The efforts to  check malaria have  shown results where existing tools  like  bed nets, indoor residual spraying, (IRS)  a n d artemisinin-based  combination  therapies (ACTs) were employed rationally.

The review of INDEPTH Network's contribution  to  malaria  research for the period  1998  to  2009  uncovered vast knowledge  on the  changing  patterns  in transmission; incidence of clinical disease in some sites in sub-Saharan Africa.

It  also showed the  significant  impact of malaria  control  interventions  such  as insecticide  treated  bed  nets  (ITNs) and artemisinin-based combination  therapies (ACTs).

 Globally, malaria death rates have been cut by 26% in 2000-2010,  due to  increased investment in combating the disease.

While this is pleasing enough, key contributors  are  questioning  why  there  is  no evidence of a rational  use of the  current tools against malaria.

Not enough anti-malarial bed nets paid for by the UK are being used around the world, ministers have been warned.

The UK has funded 25 million mosquito nets since 2010 but the  National Audit Office said usage among target  groups, such as children, was disappointing.

The World Health Organization has warned of a $2.8bn shortfall in  global funding to tackle the disease, regarded as one of the biggest health and economic challenges for countries with high rates of illness.

It has been argued that the target for 80% of children under-5 five to sleep under bed nets by 2015 was in danger of being missed.

To remedy the situation, aid recipients are being encouraged to "change attitudes" and to ensure proper value for money.

Also, better  monitoring is needed of  how many nets were used and how  long they lasted.
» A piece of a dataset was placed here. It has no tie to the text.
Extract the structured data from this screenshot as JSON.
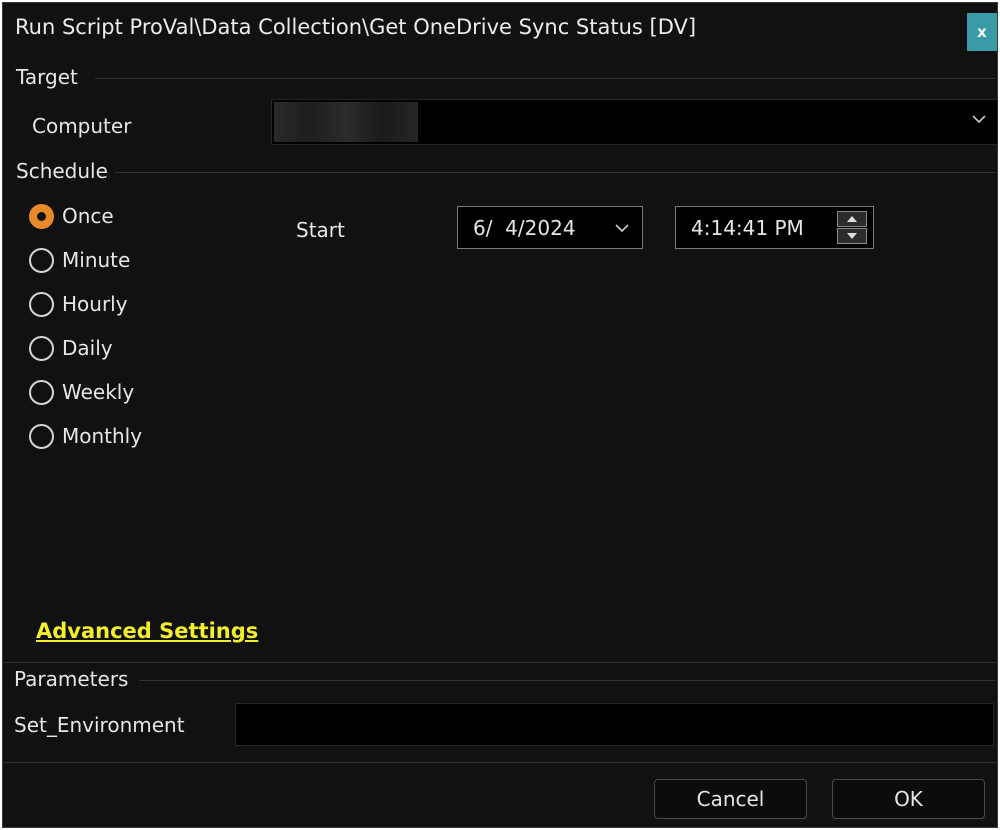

There is a key role for INDEPTH in this to stimulate better  use of existing tools. For example, INDEPTH  studies  showed that social marketing of ITNs led to higher overall levels of coverage in the lowest socioeconomic groups and in those  living on  the periphery of villages.

INDEPTH  research showed that  behavior change  communication  (BCC) has to  be employed in the larger context of information, education and communication (IEC) to make more impact against malaria.

People in endemic communities  need  to embrace and safeguard the bed net as a life-saver. Ironically, this life-saver theory was interpreted to mean “earn a living in farms and rivers,” where the bed net is misappropriated for fishing and protecting seedlings.

It is comforting when experts say malaria can be defeated with the current available tools, but then again you get dismayed to know this depends on the strict and rational use of bed nets and drugs. The truth  is  it  has  never been  easy  to convince people to behave rationally, at all times.

But  one thing  is  certain,  that  thanks  to INDEPTH there is a lot  more information and evidence on the surest way to overcome the  ruthless  killer, as prescribed by great thinkers and the World Health Organisation.

This provides renewed hope, that  even if malaria  deaths  do  not  end  in  2015,  its elimination is achievable in the near future.

The African Leaders Malaria Alliance (ALMA) is slowly facing the reality that governments need to take ownership of malaria control programmes,  manage it accountably and sustain the gains made against malaria over the last decade.

ALMA can begin by ceasing to rely heavily on donors. Africans  must  find  solutions  to African problems.

The Abuja declaration of 2000 to increase investment in malaria control was not met. However, African leaders in 2013 have made the “Abuja+12” declaration committing to ensure  a  universal  coverage of malaria testing, treatment  with efficacious  drugs and monitoring patients on medication to track interventions.

Without a doubt, this show of political will can also give researchers at INDEPTH the needed  elbow grease  to  give  malaria  a knockout punch.